I had an abortion.
It devastated my life for many years. I can speak today from a place of healing and restoration. But let me be clear, I am talking about the loss of my son whom I named Stephen. I was born and bred in East Belfast. Number six in a lineup of seven brothers and sisters. I went to Grosvenor Grammar School and by the time I was doing my GCSE exams, I already had a place in the Women’s Royal Army Corps to commence basic training in November that year.
I had been in the Army almost two years when I became pregnant to my first and only sexual partner. He had no idea I was pregnant and he was unreachable. At that time in 1980, it was Ministry of Defence policy, across all three branches of the Armed Services, to dismiss pregnant servicewomen. If you kept your child, even if you were married, stringent re-enlistment rules applied. My ‘choice’ given to me by the army doctor, was stark. If I decided to keep our child, I would lose my home, my income and my career in one fell swoop. My boyfriend wasn’t due back for a few weeks yet so where would I live etc? I caved in to pressure from the Army to ‘choose’ abortion for the various reasons told to me. ‘Think of your career’, ‘you are young – plenty of time to have children’, ‘it’s not a baby anyhow it is just a blob of cells’. All the voices around me were advocates of abortion so I felt I had no other choice.
Completely naive about the facts of what abortion entailed I aborted our son, Stephen, on September 21 1980. I was unaware that Stephen was not a ‘blob of cells’ but at 11 weeks was an actual life, already with a heartbeat and DNA unique to him, completely separate to mine. Unaware that I would be at risk of suicidal thoughts and ideation, I attempted suicide twice. Unaware that miscarriage after abortion is common and that I would lose my first subsequent daughter Lily and that I would have problems bonding with later children, which I experienced with the birth of our first living daughter.

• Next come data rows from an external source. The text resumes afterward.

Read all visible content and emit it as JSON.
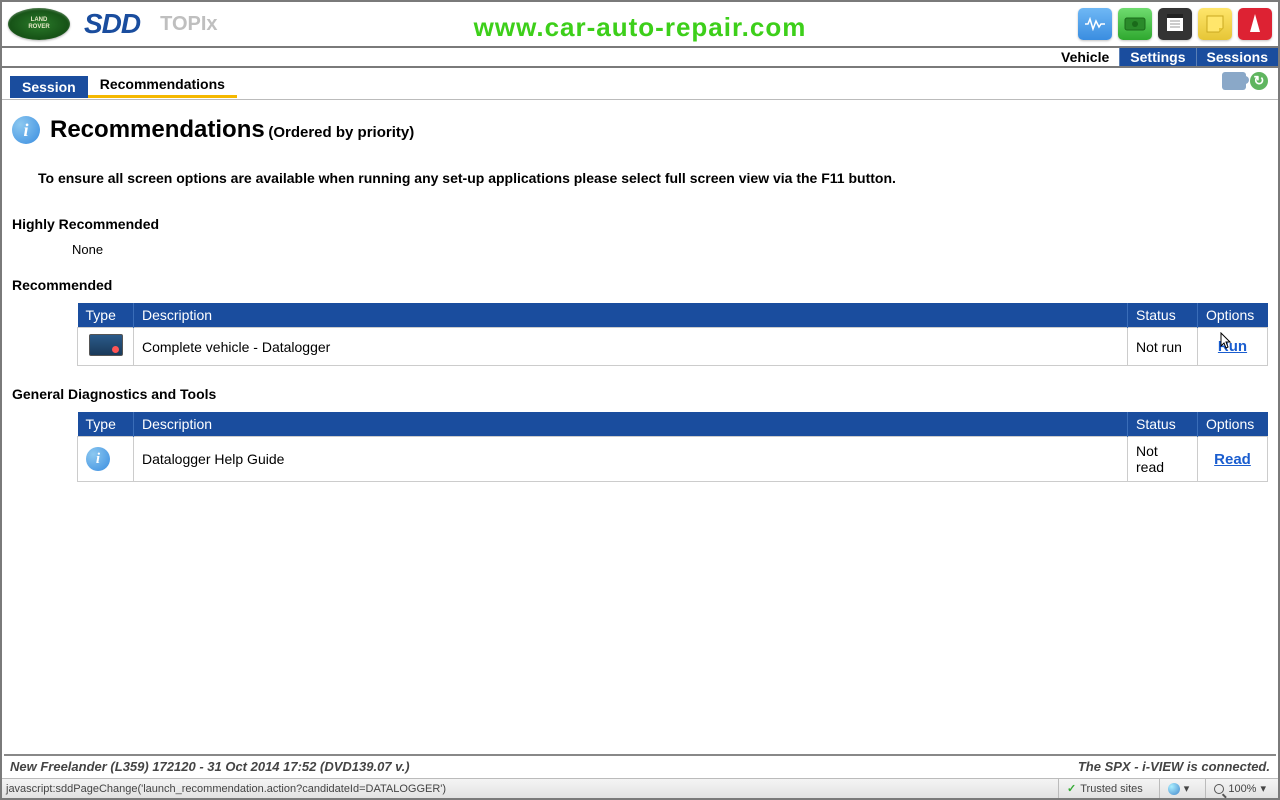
{
  "brand": {
    "landrover_text": "LAND-\nROVER",
    "sdd": "SDD",
    "topix": "TOPIx"
  },
  "watermark": "www.car-auto-repair.com",
  "topnav": {
    "vehicle": "Vehicle",
    "settings": "Settings",
    "sessions": "Sessions"
  },
  "subtabs": {
    "session": "Session",
    "recommendations": "Recommendations"
  },
  "page": {
    "title": "Recommendations",
    "subtitle": "(Ordered by priority)",
    "instruction": "To ensure all screen options are available when running any set-up applications please select full screen view via the F11 button."
  },
  "sections": {
    "highly": {
      "label": "Highly Recommended",
      "none": "None"
    },
    "recommended": {
      "label": "Recommended"
    },
    "general": {
      "label": "General Diagnostics and Tools"
    }
  },
  "table": {
    "headers": {
      "type": "Type",
      "description": "Description",
      "status": "Status",
      "options": "Options"
    },
    "recommended_rows": [
      {
        "description": "Complete vehicle - Datalogger",
        "status": "Not run",
        "action": "Run"
      }
    ],
    "general_rows": [
      {
        "description": "Datalogger Help Guide",
        "status": "Not read",
        "action": "Read"
      }
    ]
  },
  "footer": {
    "left": "New Freelander (L359) 172120 - 31 Oct 2014 17:52 (DVD139.07 v.)",
    "right": "The SPX - i-VIEW is connected."
  },
  "browser": {
    "js": "javascript:sddPageChange('launch_recommendation.action?candidateId=DATALOGGER')",
    "trusted": "Trusted sites",
    "zoom": "100%"
  }
}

Our law, as it stands, protects us as women and our pre born children. By default, it is also protecting us from the long term detrimental effects of post abortion trauma. With no email, no mobiles, no Facebook or Twitter in 1980, the telegram I had sent to my boyfriend I later found out did not reach him, until it was too late.
My boyfriend, who later went on to become my first husband, would have supported me in my pregnancy had he known. So often, we fail to hear men’s voices as they are left out of the abortion debate and told they have no say. Men are also deeply affected by abortion and men also grieve the loss of aborted children. My first husband and I divorced after 8 years of marriage. I never conceived again during the marriage. Subsequently, he went on to marry again and he has not had children. He lost the opportunity of fatherhood when I aborted our son.
Things have changed, including in the military. You might think my circumstances unique but even now in 2017, the coercive factors surrounding the “choice” of abortion are not dissimilar for many women in the workplace. Many pregnant women, as well as working mothers in NI are still badly treated in the workplace and are discriminated against.
In 2017, now 50 years after the 1967 Abortion Act came on the UK statute books, why are we still encouraging more and more women to choose abortion? There is nothing ‘equal’ about abortion. Why are we not seeking to change our society that bullies women in the workplace who are pregnant or working as mothers? We should be looking to enforce and improve legislation to protect women in the workplace so that we, as mothers, are not pitted against our children in order to gain promotion, keep our pay rates or simply – keep our job.
Knowledge gained at a high price should be shared and not hidden. Knowledge is power – especially when the topic is one where misinformation and deception are more plentiful than the truth. I’ve been there – I know. No job, career or opportunity for travel is worth giving the lives of our children for. Women deserve better.